The Seminoles wanted to force key turnovers. Check.
FSU wanted to open the season with consecutive shutouts for the first time since 1980.
Well, two out three isn't bad.
After falling behind the Terps 10-0 five minutes into the game, the Seminoles rallied and relied on its defense to help secure a 35-10 victory at Doak Campbell Stadium.
"I am sure pleased with that (defense). It sure is the key," FSU coach Bobby Bowden said.
"When we got down 10-0 nothing, the defense came and just pulled us out. That was a pretty good football team we played. Our defense hasn't given up a touchdown yet this year and when your defense doesn't give up a touchdown, that's a good sign. I don't care what the offense does. If your defense doesn't give up a touchdown, you're going to win."
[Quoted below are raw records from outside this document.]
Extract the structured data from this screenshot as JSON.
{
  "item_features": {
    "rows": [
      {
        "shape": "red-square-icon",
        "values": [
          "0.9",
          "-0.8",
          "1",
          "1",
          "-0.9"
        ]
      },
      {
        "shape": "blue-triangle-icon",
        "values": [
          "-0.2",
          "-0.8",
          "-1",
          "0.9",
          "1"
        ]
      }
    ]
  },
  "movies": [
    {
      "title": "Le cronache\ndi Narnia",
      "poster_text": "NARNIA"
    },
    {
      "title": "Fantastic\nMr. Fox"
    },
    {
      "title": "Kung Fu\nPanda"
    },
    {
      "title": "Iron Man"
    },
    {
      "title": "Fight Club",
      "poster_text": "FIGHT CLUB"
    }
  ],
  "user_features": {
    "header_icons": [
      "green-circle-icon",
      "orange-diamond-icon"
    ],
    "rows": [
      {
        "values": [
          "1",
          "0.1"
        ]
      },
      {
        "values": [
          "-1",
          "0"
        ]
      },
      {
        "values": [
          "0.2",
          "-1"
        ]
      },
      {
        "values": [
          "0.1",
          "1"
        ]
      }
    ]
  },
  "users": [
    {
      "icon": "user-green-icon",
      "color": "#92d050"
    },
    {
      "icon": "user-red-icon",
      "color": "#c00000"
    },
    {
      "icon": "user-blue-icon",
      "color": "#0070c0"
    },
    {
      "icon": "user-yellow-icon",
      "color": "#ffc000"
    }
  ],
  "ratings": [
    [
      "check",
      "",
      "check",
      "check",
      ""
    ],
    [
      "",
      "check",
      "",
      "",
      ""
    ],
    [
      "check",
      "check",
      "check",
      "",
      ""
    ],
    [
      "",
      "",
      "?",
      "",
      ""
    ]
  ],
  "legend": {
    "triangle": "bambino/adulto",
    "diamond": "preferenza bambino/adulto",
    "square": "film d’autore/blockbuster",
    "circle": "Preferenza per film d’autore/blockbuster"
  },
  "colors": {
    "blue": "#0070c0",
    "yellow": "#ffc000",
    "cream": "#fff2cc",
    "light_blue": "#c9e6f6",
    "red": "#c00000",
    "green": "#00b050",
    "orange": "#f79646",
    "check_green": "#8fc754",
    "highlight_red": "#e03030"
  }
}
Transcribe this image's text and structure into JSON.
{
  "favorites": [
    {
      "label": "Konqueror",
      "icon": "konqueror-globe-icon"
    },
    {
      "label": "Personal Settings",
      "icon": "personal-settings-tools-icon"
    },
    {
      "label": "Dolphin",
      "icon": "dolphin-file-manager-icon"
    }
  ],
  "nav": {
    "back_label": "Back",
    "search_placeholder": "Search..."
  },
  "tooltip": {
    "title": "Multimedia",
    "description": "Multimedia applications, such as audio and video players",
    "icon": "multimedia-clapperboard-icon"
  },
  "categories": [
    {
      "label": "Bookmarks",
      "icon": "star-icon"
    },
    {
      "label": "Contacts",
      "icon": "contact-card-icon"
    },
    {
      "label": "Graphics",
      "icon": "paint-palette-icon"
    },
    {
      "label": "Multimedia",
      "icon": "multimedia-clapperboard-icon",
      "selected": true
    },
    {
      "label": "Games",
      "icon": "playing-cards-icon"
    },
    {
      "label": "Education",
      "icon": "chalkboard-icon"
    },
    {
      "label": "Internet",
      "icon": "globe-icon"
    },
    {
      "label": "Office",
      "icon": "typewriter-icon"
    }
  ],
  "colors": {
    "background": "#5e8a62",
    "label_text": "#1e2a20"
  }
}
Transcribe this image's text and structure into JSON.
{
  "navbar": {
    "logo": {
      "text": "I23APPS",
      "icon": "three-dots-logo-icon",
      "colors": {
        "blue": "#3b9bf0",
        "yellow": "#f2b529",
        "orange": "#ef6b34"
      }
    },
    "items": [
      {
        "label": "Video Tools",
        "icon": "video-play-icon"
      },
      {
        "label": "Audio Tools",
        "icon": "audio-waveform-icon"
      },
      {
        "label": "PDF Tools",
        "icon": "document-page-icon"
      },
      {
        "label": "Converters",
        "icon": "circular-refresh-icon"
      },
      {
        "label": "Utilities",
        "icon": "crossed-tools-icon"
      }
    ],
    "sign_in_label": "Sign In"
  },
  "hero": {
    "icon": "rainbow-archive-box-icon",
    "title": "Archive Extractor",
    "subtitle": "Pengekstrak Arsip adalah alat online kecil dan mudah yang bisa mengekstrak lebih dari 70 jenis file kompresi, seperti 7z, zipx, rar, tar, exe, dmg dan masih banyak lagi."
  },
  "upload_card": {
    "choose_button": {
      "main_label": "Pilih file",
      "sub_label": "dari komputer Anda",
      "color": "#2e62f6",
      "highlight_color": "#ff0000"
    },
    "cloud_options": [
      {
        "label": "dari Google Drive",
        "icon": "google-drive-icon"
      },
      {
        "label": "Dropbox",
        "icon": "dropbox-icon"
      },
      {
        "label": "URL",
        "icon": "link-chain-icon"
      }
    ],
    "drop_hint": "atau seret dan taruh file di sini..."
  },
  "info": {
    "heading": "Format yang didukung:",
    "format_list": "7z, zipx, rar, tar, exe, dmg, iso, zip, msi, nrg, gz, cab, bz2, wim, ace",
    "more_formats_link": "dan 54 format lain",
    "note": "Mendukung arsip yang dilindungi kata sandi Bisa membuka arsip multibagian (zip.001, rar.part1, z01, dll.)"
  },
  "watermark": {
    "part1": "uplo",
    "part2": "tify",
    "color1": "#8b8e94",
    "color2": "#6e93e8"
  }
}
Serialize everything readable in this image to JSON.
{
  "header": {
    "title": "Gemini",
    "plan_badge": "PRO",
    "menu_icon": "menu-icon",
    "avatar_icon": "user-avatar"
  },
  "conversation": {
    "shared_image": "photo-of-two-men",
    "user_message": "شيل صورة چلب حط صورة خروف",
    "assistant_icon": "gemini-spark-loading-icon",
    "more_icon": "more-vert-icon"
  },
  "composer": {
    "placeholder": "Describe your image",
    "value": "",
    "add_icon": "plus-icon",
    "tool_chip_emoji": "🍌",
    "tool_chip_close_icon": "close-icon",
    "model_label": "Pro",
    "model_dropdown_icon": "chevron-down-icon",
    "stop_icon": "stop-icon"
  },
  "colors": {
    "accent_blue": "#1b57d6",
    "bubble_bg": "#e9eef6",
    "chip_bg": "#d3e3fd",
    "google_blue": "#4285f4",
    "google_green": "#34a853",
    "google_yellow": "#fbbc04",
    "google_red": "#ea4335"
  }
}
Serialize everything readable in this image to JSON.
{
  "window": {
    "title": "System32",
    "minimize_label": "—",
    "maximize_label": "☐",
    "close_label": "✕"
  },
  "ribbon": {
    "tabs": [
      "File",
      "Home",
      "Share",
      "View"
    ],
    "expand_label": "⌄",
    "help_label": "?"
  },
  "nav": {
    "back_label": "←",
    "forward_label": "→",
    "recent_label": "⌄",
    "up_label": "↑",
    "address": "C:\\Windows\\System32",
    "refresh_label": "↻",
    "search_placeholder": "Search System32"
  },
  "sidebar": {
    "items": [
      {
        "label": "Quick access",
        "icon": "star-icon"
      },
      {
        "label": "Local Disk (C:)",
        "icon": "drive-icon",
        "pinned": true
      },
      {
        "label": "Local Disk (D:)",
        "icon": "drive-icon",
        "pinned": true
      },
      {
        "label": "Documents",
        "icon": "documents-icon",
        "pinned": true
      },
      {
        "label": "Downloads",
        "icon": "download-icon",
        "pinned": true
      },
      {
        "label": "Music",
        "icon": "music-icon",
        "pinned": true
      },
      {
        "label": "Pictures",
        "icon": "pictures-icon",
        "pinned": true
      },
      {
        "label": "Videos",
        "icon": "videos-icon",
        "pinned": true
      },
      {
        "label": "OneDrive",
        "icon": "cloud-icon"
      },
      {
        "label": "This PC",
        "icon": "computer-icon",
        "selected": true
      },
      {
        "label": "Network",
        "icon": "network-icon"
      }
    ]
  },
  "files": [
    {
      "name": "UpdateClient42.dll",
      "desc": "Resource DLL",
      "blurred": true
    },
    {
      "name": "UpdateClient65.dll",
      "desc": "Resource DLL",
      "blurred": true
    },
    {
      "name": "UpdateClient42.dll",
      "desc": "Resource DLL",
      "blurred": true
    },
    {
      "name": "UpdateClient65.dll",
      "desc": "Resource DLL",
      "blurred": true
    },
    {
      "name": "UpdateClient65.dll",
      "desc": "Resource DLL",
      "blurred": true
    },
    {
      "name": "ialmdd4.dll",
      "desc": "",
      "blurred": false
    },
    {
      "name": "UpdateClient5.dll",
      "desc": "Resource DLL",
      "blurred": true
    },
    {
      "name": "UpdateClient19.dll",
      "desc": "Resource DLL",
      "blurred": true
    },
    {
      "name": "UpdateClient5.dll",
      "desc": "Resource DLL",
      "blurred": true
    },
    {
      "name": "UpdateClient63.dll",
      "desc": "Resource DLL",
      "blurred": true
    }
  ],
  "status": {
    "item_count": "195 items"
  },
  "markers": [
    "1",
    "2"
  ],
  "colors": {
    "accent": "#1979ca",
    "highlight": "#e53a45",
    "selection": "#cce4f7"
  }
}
Fresh of its season-opening 37-0 shutout at North Carolina, FSU didn't have the opportunity to keep Maryland from the end zone. A Chris Rix pass on the Seminoles' opening play was intercepted and returned 58 yards for a score by linebacker D'Qwell Jackson.
Taking advantage of excellent field position on its next possession, Maryland led 10-0 on Nick Novak's 44-yard field goal.
FSU interior lineman Darnell Dockett believes a similar deficit last season could have spelled doom for the Seminoles.
"Last year, if we would've gotten behind 10-0, we would've had our heads down," Dockett said.
"Tonight, we stayed with it and let the game come to us. I thought our front four played well. We worried more about what we were doing on defense, not on what they were running. Our coaches do a great job of teaching us technique and keep us motivated. We did not take Maryland for granted and that's the type of mentality that we have all year."
FSU's defense certainly took over against Maryland.
The Seminoles limited the Terps to 197 total yards, 81 in the second half, 3.2 yards per play and just 3 of 14 third-down conversions.
Quarterback Scott McBrien finished just 6 of 18 for 61 yards with an interception before being lifted with 10 minutes remaining. Maryland's running game - even with the return of tailback Bruce Perry from injury - sputtered for 73 yards.
The Seminoles finished with three turnovers - interception and two fumbles - to push their three-year total against the Terps to 13 (seven interceptions, six fumbles). The mistakes have resulted in 49 FSU points, including seven Saturday.
FSU also chipped in three sacks and five tackles for loss.
"I think we're doing a lot better than last year on the defensive side of the ball," FSU linebacker Michael Boulware said.
"We played well tonight, but there are still some things that we can improve on. I think tonight was a real good opportunity to see how we would handle adversity. Overall, I think we responded pretty well. I didn't have any worries when the offense got off to a bad start. When that happened, I knew that would be an opportunity for us to show that we are capable of winning the game as a defense."
Trailing 10-7 midway in the first quarter, cornerback Leroy Smith picked off an McBrien pass and returned it 32 yards to the Terps' 7-yard line. The theft marked the 39th consecutive game that FSU's defense has forced a turnover.
The last time the Seminoles did not force a turnover was Sept. 9, 2000 against Georgia Tech.
Smith's second-career interception was wasted, however, as Xavier Beitia's 28-yard field goal attempt was blocked. FSU nose guard Brodrick Bunkley forced a second-quarter fumble, recovered by Kendyll Pope, to stop a Maryland drive at the FSU 27.
The Seminoles put the finishing touches on Maryland in the fourth quarter. End Chauncey Davis forced a fumble on a sack, setting up Willie Reid's 1-yard touchdown run. FSU also held the Terps on downs deep in FSU territory in the final two minutes.
"As an offensive unit, nobody feels good about our performance," FSU receiver Craphonso Thorpe said. "We were sloppy at times and made mistakes. On the plus side, we are scoring touchdowns and the defense hasn't allowed a touchdown all season. And those are good things to build on."